4. TOPPING AND SUCKERING
This is the term used to describe the removal of the flowers from the top of the plant. If this is not done, the plant will flower and then produce seed, causing nutrients to be taken from the leaves. The effect of topping is to increase the yield of leaf by increasing its size, and to alter the chemical composition of the leaf. Vigour is transferred from the flower to the leaves. Failure to top each plant results in low yields of poor quality tobacco.
The young leaves on the plant respond more readily to topping than do the older leaves at the base of the plant. Therefore, the earlier the plant is topped, the more leaves are protected. Early topping is done when the flower bud is just forming, and no colour of the flower is showing. Topping is done 8 to 10 weeks after growth has started in the lands. The effects of early topping are as follows:
A heavy‐bodied leaf with a dark colour is produced; The leaf has high nicotine content;
Possibility of infection by white mould is reduced; and
The leaves of the upper and middle part of the plant are more fully expanded.
Late topping is carried out when the plant is in full flower, 12 weeks after growth has started in the lands. Late topping has the following effects:
The leaf is light‐bodied and lighter in colour; The leaf has lower nicotine content;
The susceptibility of the middle and upper leaves to white mould infection is increased; The middle and upper leaves are less expanded.
The yield of the crop is reduced by about 15 kg per hectare for each day that topping is delayed after the extended bud stage (the time when the flower bud is just beginning to open). As topping affects the quality or style of the tobacco as well as the yield, the farmer has to decide on the exact time of topping. He is guided by his experience and the type of tobacco that he requires. In general, it is better to top higher with a crop that is growing vigorously than one that has been planted out early and top lower with a crop that is growing less well. 18 Cured leaves per plant may yield the same return as 24 leaves, and handling costs may be lower.
The number of times the crop has to be topped depends on how the flower buds develop. Ideally the crop should all flower at the same time, but this never happens in practice. Usually topping is carried out twice and sometimes three times. When topping, the labourers walk through the crop and break off the flower buds by hand close to the top leaf. Thick stems should be cut with a knife, which makes a clean cut and prevents bacterial diseases getting into the stem of the plant. The employment of three labourers per day for each hectare of land which is planted to tobacco will be required for topping three times.
The tobacco plant has three potential suckers in each axil, and these develop at intervals. A sucker is the shoot which grows out from the base of the leaf, the point where the leaf joins the stem. If the suckers are allowed to grow, the yield of the crop is reduced and the size and quality of the leaf is affected. Good suckering can increase the yields of the crop by 250 kg/ha.
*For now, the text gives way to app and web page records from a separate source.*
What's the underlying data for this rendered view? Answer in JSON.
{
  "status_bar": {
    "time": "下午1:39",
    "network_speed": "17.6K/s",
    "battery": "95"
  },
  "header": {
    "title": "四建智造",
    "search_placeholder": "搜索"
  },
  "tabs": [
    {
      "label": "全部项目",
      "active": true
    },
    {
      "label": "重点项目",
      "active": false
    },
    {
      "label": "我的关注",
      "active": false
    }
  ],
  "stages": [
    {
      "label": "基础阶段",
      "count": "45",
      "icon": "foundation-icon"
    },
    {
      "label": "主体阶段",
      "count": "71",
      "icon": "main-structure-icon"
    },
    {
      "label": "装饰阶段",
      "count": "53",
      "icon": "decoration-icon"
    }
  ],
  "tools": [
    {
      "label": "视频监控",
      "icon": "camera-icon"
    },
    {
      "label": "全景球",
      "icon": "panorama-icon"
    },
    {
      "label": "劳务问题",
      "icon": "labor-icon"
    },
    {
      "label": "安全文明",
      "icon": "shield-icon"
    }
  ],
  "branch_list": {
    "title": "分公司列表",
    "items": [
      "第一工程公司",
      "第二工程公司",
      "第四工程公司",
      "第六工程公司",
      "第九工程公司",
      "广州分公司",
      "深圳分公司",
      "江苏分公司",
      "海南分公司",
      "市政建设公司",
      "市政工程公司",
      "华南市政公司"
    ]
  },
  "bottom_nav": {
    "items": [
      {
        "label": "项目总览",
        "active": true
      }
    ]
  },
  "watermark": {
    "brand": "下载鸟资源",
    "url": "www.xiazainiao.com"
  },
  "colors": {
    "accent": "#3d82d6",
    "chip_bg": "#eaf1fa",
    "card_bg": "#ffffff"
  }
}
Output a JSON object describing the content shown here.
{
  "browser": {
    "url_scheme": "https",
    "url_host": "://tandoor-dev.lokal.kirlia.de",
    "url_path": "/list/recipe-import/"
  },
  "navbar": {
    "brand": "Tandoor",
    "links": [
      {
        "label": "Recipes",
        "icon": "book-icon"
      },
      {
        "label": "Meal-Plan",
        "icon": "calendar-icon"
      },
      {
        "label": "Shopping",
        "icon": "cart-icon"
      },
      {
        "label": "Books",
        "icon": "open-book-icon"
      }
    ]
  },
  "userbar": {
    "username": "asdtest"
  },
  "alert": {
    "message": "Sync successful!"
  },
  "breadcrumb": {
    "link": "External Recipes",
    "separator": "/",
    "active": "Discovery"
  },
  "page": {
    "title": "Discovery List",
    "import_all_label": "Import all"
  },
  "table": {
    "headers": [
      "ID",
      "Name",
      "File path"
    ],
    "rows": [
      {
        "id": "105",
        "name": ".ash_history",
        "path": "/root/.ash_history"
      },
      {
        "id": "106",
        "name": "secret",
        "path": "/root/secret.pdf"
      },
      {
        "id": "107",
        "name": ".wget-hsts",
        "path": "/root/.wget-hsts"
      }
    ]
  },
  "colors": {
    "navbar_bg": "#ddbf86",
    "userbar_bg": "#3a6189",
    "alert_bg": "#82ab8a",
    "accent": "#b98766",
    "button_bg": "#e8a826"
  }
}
Full suckering, removing the suckers on the plant, together with early topping, produces the best quality leaf; having a heavy body, dark colour, high nicotine content and good leaf expansion. Late topping and partial suckering gives a light‐bodied leaf which ripens rapidly.
Suckering can be done in two ways, by hand or by using a chemical, Suckeride. When suckering is done by hand, the suckers should not be allowed to grow longer than 100 mm, and a gang of labourers go through the crop once each week removing the suckers. Suckeride is a chemical substance which burns the suckers on contact and prevents them from growing. It is applied by taking a small amount in a cup and pouring this down the stem of the plant just above the leaf joint. This is done twice while the crop is growing in order to kill any suckers that may have been missed the first time. American tobacco growers use systemic suckerides which are sprayed on and taken up by the plant. The systemic suckeride moves inside the plant to the points where the suckers grow and then kills them off. Suckering a crop 5 times by hand would require 26 labour days per hectare.